The purpose of this recommended practice is to inform industry of considerations in the selection and performance criteria of interim petroleum-based coatings. Quality control criteria are listed to enable the manufacturer and user to select appropriate test procedures to maintain prescribed standards. Interim petroleum-based coatings, formulated specifically for temporary corrosion prevention, have been used for more than 50 years to prevent a wide variety of corrosion problems. The type of coating selected depends on performance requirements; traditionally, that the coating can: (1) be easily applied, (2) provide corrosion prevention for the exposure and handling parameters outlined, and (3) be removed more readily than conventional coatings.

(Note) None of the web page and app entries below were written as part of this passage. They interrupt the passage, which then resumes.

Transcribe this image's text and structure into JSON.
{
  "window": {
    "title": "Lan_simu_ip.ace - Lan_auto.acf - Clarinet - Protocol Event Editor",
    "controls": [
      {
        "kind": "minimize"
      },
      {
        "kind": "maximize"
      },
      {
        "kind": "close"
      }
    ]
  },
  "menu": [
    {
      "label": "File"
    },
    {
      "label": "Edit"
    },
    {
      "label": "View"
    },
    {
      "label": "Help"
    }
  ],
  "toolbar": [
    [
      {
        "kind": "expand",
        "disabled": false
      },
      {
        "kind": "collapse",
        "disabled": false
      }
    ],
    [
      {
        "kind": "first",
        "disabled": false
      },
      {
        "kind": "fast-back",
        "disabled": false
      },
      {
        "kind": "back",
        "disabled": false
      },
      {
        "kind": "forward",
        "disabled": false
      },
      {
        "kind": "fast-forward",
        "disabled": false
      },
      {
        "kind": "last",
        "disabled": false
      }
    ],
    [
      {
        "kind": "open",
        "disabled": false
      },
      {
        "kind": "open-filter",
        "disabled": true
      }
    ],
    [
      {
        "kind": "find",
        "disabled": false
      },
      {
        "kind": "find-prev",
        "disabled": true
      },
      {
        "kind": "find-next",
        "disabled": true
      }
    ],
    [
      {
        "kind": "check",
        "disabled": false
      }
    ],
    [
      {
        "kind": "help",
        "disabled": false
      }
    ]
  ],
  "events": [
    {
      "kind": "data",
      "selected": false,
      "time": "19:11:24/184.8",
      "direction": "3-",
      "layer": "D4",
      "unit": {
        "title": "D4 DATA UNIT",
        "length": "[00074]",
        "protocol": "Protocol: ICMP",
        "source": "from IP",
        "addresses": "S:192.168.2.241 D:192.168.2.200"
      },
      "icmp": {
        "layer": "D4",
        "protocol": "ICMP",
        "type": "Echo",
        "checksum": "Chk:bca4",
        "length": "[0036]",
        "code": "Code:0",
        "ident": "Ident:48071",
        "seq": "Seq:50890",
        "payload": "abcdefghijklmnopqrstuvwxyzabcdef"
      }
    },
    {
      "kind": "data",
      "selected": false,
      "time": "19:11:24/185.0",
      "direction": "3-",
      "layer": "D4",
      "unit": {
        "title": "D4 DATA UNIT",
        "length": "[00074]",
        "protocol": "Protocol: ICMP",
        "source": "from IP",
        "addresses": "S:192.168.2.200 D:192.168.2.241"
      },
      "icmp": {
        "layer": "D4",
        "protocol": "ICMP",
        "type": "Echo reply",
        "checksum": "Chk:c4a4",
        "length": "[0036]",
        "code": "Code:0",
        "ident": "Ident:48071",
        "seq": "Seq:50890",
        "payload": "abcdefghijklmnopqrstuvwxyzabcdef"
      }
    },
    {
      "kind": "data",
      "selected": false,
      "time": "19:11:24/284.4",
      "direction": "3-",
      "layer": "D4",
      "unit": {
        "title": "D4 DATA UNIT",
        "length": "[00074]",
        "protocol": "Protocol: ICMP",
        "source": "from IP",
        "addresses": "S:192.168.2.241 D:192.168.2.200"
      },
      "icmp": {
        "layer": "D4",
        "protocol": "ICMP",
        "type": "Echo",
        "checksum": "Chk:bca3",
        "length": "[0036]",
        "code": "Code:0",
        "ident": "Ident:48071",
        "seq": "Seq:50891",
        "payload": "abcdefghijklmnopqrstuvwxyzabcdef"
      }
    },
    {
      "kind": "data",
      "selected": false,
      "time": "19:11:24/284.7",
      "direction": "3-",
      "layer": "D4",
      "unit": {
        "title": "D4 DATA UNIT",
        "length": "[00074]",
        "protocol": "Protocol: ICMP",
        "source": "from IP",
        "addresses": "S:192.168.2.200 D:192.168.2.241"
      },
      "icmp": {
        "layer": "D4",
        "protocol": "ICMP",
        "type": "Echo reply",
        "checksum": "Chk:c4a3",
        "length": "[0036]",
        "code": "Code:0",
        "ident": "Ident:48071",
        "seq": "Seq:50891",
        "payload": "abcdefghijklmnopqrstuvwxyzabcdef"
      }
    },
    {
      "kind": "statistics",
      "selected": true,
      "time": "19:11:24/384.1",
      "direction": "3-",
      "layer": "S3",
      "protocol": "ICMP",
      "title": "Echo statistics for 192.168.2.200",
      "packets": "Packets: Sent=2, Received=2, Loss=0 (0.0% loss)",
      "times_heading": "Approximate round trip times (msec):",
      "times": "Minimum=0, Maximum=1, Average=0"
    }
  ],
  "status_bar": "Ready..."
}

Interim petroleum-based coatings are used throughout the world to protect ferrous and nonferrous parts, assemblies, components, etc., for a few days up to even a year or more. Because they are designed for temporary use, interim petroleum-based coatings can be used to protect metal between manufacturing processes and/or during storage and shipping, and then are normally removed prior to final painting, plating, fabrication, or construction. They are widely used on finished machine tools, boilers, turbines, diesel engines, transportation equipment, earth moving equipment, and other machinery during shipment and storage.
This NACE standard recommended practice was prepared by NACE Task Group T-6H-42, a component of Unit Committee T-6H on Coating Materials for Atmospheric Service, and is issued by NACE under the auspices of Group Committee T-6 on Protective Coatings and Linings.
Historical Document 1993